390039 Design & Construction of a Pilot-Scale Osmotic Heat Engine

Thursday, November 20, 2014: 3:40 PM
311 (Hilton Atlanta)
Daniel Anastasio1, Jason T. Arena1, Robert McGinnis2 and Jeffrey R. McCutcheon1, (1)Department of Chemical and Biomolecular Engineering, University of Connecticut, Storrs, CT, (2)Nagare Membranes, New York City, NY

Pressure retarded osmosis (PRO) is a method used to capture the energy stored in salinity gradients.  While open-loop PRO using freshwater and seawater has been considered, using a dilute feed solution and highly concentrated engineered draw solution, a closed loop has been shown to yield higher power densities.  This closed-loop process, known as the osmotic heat engine (OHE), can produce electricity while using low-grade or waste heat to recover the draw solution concentration.  Applications of such a technology include waste heat recovery and grid storage for intermittent renewable energy sources.

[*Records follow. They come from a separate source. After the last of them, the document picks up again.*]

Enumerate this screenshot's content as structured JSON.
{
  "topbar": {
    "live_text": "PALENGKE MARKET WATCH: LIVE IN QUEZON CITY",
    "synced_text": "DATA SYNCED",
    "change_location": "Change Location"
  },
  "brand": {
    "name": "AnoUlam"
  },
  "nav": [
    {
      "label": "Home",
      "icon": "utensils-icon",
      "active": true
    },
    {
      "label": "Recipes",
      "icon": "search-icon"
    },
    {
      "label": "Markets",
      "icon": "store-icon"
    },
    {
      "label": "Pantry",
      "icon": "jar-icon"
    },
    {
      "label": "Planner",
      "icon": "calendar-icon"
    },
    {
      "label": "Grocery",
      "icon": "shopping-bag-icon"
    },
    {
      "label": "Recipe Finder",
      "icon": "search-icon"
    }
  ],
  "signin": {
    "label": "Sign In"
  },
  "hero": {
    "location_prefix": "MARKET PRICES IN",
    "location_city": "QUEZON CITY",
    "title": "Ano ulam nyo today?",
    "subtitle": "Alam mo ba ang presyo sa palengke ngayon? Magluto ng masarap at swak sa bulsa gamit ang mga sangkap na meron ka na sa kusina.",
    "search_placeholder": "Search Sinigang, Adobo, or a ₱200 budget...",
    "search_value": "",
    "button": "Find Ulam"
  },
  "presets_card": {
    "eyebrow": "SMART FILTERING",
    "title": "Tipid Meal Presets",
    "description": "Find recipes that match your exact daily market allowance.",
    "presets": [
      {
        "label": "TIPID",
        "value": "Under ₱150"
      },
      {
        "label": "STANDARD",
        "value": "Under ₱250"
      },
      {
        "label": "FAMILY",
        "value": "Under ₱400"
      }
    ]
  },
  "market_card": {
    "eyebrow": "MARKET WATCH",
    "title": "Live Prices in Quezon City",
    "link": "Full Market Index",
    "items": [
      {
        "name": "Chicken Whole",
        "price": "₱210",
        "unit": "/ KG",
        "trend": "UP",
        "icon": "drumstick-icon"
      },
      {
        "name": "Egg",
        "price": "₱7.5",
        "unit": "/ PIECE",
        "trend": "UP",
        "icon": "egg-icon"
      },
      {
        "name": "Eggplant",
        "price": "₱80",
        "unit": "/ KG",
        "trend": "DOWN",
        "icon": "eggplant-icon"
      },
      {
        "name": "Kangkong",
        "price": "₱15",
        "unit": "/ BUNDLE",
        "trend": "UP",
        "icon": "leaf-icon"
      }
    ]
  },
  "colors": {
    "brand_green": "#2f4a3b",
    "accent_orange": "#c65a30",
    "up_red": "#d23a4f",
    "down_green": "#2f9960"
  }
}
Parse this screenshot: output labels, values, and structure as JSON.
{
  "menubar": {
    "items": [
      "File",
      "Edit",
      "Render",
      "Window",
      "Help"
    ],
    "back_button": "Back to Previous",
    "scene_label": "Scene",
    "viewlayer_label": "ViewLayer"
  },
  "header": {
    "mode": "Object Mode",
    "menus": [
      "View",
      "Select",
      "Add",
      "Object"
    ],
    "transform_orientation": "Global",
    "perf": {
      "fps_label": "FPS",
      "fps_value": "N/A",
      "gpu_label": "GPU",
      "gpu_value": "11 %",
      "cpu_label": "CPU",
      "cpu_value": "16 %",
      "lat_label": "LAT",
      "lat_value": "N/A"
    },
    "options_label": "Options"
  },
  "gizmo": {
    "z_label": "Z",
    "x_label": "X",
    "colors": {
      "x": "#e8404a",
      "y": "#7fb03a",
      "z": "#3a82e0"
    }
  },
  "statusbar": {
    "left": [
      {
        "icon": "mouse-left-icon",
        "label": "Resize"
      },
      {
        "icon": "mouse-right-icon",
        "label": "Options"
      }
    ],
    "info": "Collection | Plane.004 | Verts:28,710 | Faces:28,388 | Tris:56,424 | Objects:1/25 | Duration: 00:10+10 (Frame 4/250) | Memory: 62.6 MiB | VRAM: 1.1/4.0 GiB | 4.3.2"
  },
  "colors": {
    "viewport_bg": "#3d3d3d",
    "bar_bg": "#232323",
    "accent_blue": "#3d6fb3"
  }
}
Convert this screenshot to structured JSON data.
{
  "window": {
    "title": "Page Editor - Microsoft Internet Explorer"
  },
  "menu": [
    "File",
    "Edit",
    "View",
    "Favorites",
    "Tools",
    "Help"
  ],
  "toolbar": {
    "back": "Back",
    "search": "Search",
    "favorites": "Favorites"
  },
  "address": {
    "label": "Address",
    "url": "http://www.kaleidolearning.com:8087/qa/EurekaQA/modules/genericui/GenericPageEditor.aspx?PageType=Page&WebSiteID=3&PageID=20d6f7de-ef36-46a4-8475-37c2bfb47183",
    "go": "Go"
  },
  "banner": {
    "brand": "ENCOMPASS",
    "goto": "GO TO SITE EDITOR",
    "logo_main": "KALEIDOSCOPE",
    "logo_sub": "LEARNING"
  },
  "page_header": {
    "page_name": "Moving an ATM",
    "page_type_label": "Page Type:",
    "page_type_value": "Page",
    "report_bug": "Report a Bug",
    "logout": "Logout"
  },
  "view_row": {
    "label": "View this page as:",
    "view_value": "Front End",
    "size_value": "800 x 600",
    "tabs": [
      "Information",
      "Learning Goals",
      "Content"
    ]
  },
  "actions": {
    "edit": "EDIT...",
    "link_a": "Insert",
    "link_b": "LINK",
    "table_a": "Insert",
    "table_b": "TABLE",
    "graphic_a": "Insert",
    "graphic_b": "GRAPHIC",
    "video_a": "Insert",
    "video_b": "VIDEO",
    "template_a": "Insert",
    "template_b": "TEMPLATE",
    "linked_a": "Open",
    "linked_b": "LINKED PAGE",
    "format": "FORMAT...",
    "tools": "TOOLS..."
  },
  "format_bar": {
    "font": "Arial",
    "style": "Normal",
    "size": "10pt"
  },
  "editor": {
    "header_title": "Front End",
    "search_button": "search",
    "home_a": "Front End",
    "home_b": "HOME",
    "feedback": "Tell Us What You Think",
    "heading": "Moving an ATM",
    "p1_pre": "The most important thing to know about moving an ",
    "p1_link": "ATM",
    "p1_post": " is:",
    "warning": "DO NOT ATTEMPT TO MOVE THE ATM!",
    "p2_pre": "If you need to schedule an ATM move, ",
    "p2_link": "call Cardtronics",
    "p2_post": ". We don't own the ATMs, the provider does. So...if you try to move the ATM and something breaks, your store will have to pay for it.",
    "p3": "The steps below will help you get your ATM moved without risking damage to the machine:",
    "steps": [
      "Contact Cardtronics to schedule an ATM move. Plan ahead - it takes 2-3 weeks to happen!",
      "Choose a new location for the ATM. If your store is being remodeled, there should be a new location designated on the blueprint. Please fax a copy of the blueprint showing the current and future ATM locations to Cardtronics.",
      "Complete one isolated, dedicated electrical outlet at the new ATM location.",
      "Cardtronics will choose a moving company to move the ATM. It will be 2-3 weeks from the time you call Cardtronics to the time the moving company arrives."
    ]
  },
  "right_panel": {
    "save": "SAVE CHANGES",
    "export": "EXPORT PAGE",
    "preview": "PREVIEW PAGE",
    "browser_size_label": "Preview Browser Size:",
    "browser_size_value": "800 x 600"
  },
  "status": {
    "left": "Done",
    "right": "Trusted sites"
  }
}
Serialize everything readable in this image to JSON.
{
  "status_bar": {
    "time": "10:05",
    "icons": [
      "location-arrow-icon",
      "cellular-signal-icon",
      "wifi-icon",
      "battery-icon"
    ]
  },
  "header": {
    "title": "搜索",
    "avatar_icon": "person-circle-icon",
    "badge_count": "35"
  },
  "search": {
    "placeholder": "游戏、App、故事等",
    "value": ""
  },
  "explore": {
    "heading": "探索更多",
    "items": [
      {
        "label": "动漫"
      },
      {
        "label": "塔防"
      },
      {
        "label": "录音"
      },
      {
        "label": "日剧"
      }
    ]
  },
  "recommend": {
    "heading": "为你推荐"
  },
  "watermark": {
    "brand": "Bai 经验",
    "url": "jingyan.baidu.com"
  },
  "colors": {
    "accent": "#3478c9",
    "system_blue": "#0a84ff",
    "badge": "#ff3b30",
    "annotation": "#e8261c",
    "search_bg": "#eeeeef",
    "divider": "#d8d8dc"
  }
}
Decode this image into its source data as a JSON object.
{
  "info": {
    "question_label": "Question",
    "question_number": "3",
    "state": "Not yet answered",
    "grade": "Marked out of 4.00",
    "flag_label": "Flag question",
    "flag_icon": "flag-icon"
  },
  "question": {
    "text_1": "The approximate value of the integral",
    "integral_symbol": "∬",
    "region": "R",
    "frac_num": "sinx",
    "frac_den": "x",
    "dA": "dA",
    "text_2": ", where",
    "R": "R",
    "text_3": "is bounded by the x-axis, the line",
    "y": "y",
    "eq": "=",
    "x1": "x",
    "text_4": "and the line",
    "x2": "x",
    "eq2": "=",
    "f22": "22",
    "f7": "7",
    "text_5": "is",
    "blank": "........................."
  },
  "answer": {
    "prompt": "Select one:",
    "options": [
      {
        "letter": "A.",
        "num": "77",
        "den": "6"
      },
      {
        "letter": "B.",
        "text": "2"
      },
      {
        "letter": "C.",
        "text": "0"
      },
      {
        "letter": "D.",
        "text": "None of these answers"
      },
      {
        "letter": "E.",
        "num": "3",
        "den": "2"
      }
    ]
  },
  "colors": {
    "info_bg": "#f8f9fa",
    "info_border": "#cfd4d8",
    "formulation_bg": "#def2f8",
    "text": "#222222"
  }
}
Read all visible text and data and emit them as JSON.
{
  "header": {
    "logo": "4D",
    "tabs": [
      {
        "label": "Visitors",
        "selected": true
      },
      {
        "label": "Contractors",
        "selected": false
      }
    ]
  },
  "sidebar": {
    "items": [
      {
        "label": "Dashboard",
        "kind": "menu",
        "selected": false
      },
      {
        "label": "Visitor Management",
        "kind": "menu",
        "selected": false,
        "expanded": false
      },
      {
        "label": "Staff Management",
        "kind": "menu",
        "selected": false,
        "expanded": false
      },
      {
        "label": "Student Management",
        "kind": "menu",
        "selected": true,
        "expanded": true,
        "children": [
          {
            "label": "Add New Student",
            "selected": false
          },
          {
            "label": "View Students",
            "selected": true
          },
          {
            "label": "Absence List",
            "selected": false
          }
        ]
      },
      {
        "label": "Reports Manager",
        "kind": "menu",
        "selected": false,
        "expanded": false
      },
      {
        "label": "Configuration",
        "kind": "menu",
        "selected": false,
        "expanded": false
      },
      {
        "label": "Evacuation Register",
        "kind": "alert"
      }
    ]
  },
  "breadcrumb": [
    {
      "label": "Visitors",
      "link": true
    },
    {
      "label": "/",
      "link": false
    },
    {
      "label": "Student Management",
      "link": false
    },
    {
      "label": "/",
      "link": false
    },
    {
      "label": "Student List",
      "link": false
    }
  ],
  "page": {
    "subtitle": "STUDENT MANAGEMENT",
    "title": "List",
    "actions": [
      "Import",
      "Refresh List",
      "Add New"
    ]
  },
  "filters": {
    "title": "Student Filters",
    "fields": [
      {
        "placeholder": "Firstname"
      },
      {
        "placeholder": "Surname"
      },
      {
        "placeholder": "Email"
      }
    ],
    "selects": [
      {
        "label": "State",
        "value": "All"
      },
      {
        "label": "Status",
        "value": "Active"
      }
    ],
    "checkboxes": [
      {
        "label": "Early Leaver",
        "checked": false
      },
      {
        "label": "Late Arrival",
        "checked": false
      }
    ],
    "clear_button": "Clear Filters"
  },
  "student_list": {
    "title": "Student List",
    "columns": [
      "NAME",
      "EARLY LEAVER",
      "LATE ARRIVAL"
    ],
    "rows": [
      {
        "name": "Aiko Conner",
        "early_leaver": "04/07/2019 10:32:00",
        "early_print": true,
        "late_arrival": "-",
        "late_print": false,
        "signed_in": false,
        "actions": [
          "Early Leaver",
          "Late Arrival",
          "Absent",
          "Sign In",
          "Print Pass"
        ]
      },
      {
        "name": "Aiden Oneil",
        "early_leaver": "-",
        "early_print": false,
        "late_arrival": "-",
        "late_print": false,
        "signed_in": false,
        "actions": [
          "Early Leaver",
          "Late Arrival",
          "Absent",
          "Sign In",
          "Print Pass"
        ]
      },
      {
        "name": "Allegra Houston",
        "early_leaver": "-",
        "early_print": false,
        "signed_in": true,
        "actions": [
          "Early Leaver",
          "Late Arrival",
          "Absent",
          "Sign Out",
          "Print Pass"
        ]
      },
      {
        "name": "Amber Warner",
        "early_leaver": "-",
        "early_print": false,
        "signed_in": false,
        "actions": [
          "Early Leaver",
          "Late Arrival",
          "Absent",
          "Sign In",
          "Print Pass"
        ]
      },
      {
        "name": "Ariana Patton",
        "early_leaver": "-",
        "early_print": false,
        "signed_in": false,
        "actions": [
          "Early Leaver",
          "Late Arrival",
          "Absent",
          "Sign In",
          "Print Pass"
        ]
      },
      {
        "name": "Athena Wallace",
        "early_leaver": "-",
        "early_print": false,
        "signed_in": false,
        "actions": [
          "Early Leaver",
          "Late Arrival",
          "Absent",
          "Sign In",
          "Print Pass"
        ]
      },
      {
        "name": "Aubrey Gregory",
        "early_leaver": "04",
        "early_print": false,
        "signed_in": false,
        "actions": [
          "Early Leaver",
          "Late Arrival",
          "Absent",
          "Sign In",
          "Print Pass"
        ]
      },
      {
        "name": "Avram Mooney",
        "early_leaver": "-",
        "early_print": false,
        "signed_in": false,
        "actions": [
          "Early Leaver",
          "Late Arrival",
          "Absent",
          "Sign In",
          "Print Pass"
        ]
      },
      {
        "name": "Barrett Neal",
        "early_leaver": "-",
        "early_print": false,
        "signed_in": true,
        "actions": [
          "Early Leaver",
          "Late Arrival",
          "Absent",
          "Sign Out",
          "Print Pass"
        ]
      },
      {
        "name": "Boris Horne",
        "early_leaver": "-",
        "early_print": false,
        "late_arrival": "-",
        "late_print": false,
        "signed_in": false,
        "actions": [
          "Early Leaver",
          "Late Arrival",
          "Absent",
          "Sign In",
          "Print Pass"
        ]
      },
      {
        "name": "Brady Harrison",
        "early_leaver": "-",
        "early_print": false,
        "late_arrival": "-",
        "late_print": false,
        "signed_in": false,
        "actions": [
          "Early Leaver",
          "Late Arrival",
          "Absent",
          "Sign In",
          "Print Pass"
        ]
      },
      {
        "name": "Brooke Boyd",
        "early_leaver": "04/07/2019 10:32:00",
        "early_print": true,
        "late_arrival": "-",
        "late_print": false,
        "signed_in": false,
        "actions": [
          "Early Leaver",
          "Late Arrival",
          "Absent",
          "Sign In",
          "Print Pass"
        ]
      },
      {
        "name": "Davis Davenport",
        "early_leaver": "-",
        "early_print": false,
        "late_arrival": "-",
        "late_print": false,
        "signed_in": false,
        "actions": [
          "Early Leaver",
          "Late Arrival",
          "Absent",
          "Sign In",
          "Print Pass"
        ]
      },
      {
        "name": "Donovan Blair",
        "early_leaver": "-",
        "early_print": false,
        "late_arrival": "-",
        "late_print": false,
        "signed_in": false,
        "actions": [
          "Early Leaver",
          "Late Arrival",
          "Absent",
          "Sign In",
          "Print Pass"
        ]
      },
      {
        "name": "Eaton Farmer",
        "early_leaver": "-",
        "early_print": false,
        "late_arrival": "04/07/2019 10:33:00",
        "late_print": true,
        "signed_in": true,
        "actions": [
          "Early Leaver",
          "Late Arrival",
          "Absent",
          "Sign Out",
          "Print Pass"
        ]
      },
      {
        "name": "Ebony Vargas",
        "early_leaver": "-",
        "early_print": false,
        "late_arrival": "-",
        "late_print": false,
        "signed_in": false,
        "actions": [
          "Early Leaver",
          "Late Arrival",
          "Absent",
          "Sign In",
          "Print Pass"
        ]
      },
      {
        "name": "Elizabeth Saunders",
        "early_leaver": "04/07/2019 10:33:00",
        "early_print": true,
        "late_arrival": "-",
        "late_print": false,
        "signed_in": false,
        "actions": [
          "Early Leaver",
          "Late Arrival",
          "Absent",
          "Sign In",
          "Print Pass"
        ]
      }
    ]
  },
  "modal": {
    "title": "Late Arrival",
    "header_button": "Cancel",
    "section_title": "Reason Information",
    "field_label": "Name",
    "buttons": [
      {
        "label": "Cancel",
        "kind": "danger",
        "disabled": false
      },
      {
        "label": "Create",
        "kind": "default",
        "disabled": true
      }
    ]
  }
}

The majority of previous work on the OHE has been largely theoretical, but in this study a pilot-scale OHE was constructed using an ammonia-carbon dioxide draw solution.   A previous study was conducted on the bench-scale to understand the power density of membranes at elevated temperature similar to OHE conditions.  A spiral-wound membrane element was used for the membrane step, with draw solution pressures ranging from 0 to 20 bar.  Diluted draw solution was sent to a bank of falling-film ammonia strippers and condensers to recover the concentration of the draw.  Both streams used a nitrogen sweep gas to remove ammonia in the stripping section while providing ammonia to the condenser.  Altering the temperatures of the heating and cooling fluids could also dictate the overall temperature of the OHE.  Actual stripping effectiveness will be compared to model-based predictions.  This platform allows for future optimization of the OHE for overall energy efficiency.


Extended Abstract: File Not Uploaded
See more of this Session: Hybrid Membrane Processes
See more of this Group/Topical: Separations Division